2004 Volume 13 Issue 1 Pages 51-69
Labor productivity of migrants to urban areas are higher than in rural. This makes it seem urban labor market to affects the productivity of migrants. Using large scale labor survey from Thailand over the period 1994-96, I examined the reason for the productivity difference with regard to learning effects that arise from experience in urban labor market.
A certain portion of the productivity difference is attributable to knowledge spillover from neighboring workers. Moreover, individual educational attainment is found to accelerate the magnitude of the spillover effect. Nevertheless, the contribution of the spillover effects becomes ignorable in magnitude when block fixed effect of the urban labor market is controlled. This implies that learning employment opportunities are more important in explaining the learning effects of urban labor market, rather than knowledge spillover.
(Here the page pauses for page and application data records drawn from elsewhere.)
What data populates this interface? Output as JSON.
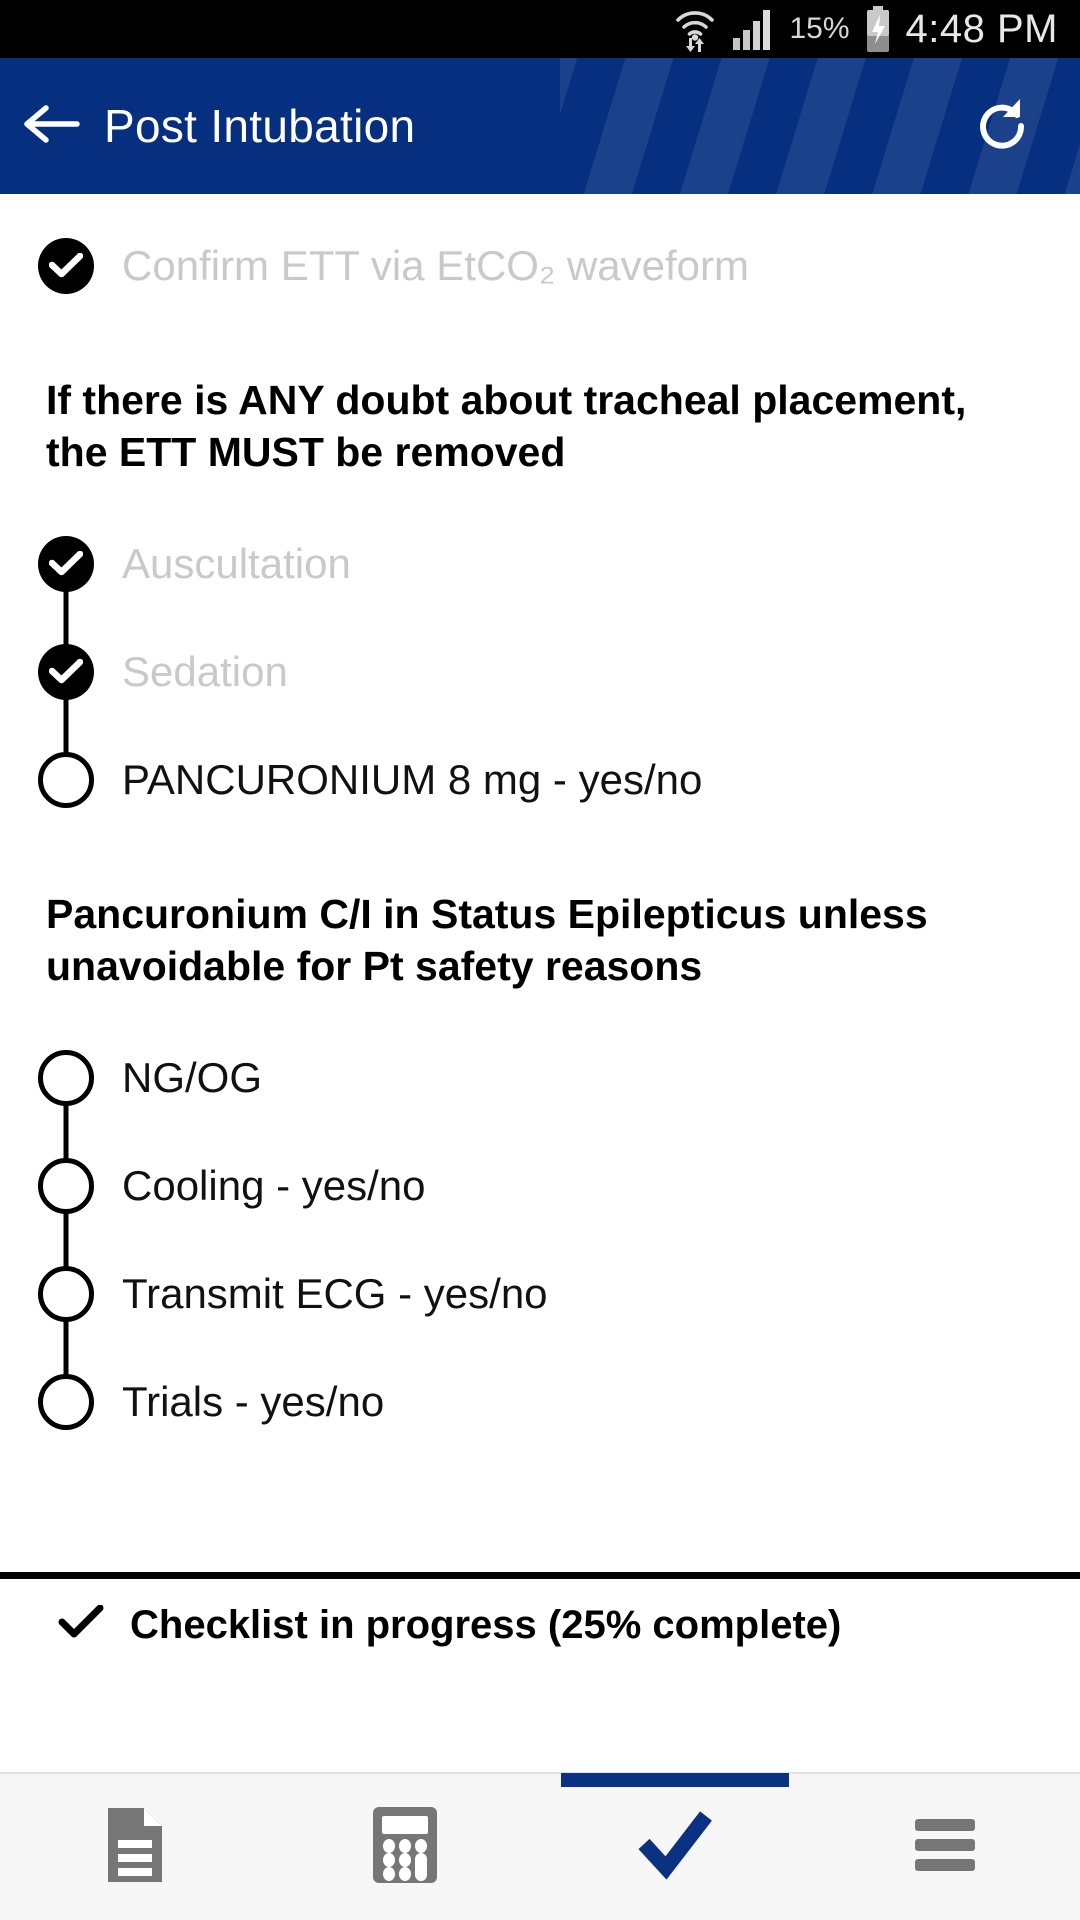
{
  "statusbar": {
    "wifi_icon": "wifi-transfer-icon",
    "signal_icon": "cellular-signal-icon",
    "battery_percent": "15%",
    "battery_icon": "battery-charging-icon",
    "time": "4:48 PM"
  },
  "appbar": {
    "back_icon": "back-arrow-icon",
    "title": "Post Intubation",
    "refresh_icon": "refresh-icon",
    "bg_color": "#062f7f"
  },
  "checklist": {
    "items": [
      {
        "label": "Confirm ETT via EtCO₂ waveform",
        "state": "done",
        "connector": "none"
      },
      {
        "label": "Auscultation",
        "state": "done",
        "connector": "below"
      },
      {
        "label": "Sedation",
        "state": "done",
        "connector": "both"
      },
      {
        "label": "PANCURONIUM 8 mg - yes/no",
        "state": "todo",
        "connector": "above"
      },
      {
        "label": "NG/OG",
        "state": "todo",
        "connector": "below"
      },
      {
        "label": "Cooling - yes/no",
        "state": "todo",
        "connector": "both"
      },
      {
        "label": "Transmit ECG - yes/no",
        "state": "todo",
        "connector": "both"
      },
      {
        "label": "Trials - yes/no",
        "state": "todo",
        "connector": "above"
      }
    ],
    "notes": {
      "ett_warning": "If there is ANY doubt about tracheal placement, the ETT MUST be removed",
      "pancuronium_warning": "Pancuronium C/I in Status Epilepticus unless unavoidable for Pt safety reasons"
    }
  },
  "progress": {
    "check_icon": "checkmark-icon",
    "text": "Checklist in progress (25% complete)",
    "percent": "25%"
  },
  "bottomnav": {
    "items": [
      {
        "icon": "document-icon",
        "active": false
      },
      {
        "icon": "calculator-icon",
        "active": false
      },
      {
        "icon": "checklist-check-icon",
        "active": true
      },
      {
        "icon": "hamburger-menu-icon",
        "active": false
      }
    ],
    "active_color": "#0b3282",
    "inactive_color": "#767676"
  }
}
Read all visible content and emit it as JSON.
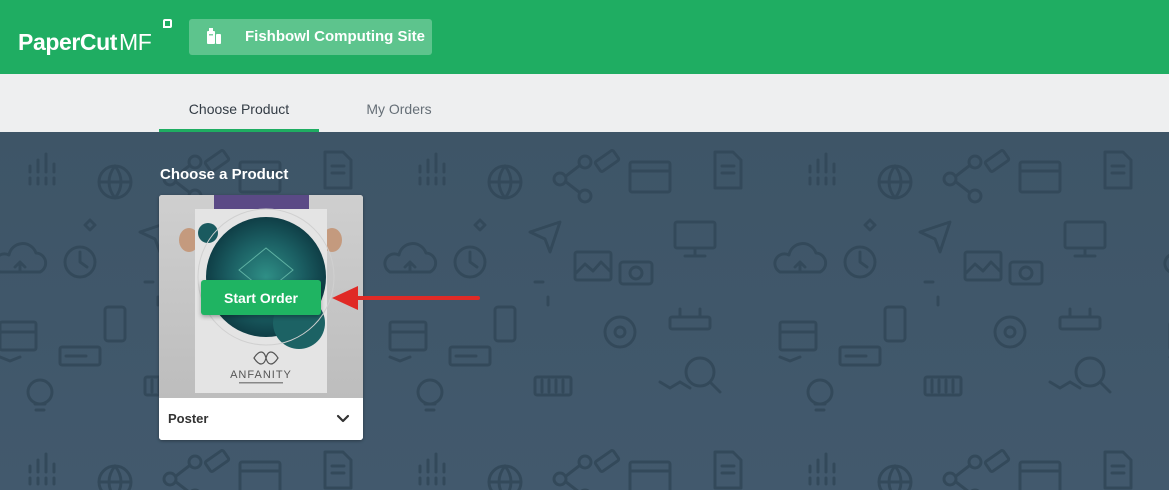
{
  "header": {
    "logo_text": "PaperCut",
    "logo_suffix": "MF",
    "site_button_label": "Fishbowl Computing Site",
    "site_icon": "printer-icon",
    "brand_color": "#1fad62"
  },
  "tabs": [
    {
      "label": "Choose Product",
      "active": true
    },
    {
      "label": "My Orders",
      "active": false
    }
  ],
  "main": {
    "section_title": "Choose a Product",
    "products": [
      {
        "name": "Poster",
        "action_label": "Start Order",
        "expand_icon": "chevron-down-icon"
      }
    ]
  },
  "poster_artwork_text": "ANFANITY",
  "annotation": {
    "type": "red-arrow",
    "color": "#e02a26"
  }
}
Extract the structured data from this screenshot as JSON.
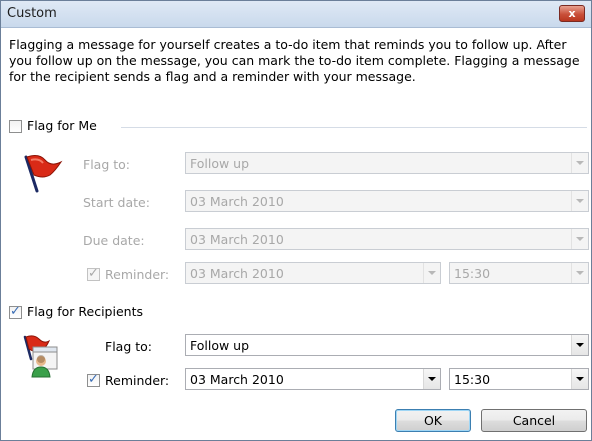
{
  "window": {
    "title": "Custom",
    "close_glyph": "x"
  },
  "description": "Flagging a message for yourself creates a to-do item that reminds you to follow up. After you follow up on the message, you can mark the to-do item complete. Flagging a message for the recipient sends a flag and a reminder with your message.",
  "flag_for_me": {
    "label": "Flag for Me",
    "checked": false,
    "icon": "red-flag-icon",
    "flag_to_label": "Flag to:",
    "flag_to_value": "Follow up",
    "start_date_label": "Start date:",
    "start_date_value": "03 March 2010",
    "due_date_label": "Due date:",
    "due_date_value": "03 March 2010",
    "reminder_label": "Reminder:",
    "reminder_checked": true,
    "reminder_date": "03 March 2010",
    "reminder_time": "15:30"
  },
  "flag_for_recipients": {
    "label": "Flag for Recipients",
    "checked": true,
    "icon": "recipient-flag-icon",
    "flag_to_label": "Flag to:",
    "flag_to_value": "Follow up",
    "reminder_label": "Reminder:",
    "reminder_checked": true,
    "reminder_date": "03 March 2010",
    "reminder_time": "15:30"
  },
  "buttons": {
    "ok": "OK",
    "cancel": "Cancel"
  }
}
In addition, self-selection bias due to migration decision to urban areas is slightly negative against the earnings of migrants, despite the higher level of human capital of migrants among the origin. This is partly due the return to human capital of migrants is less than in rural, because the migrants are if the process of job matching in the urban labor market.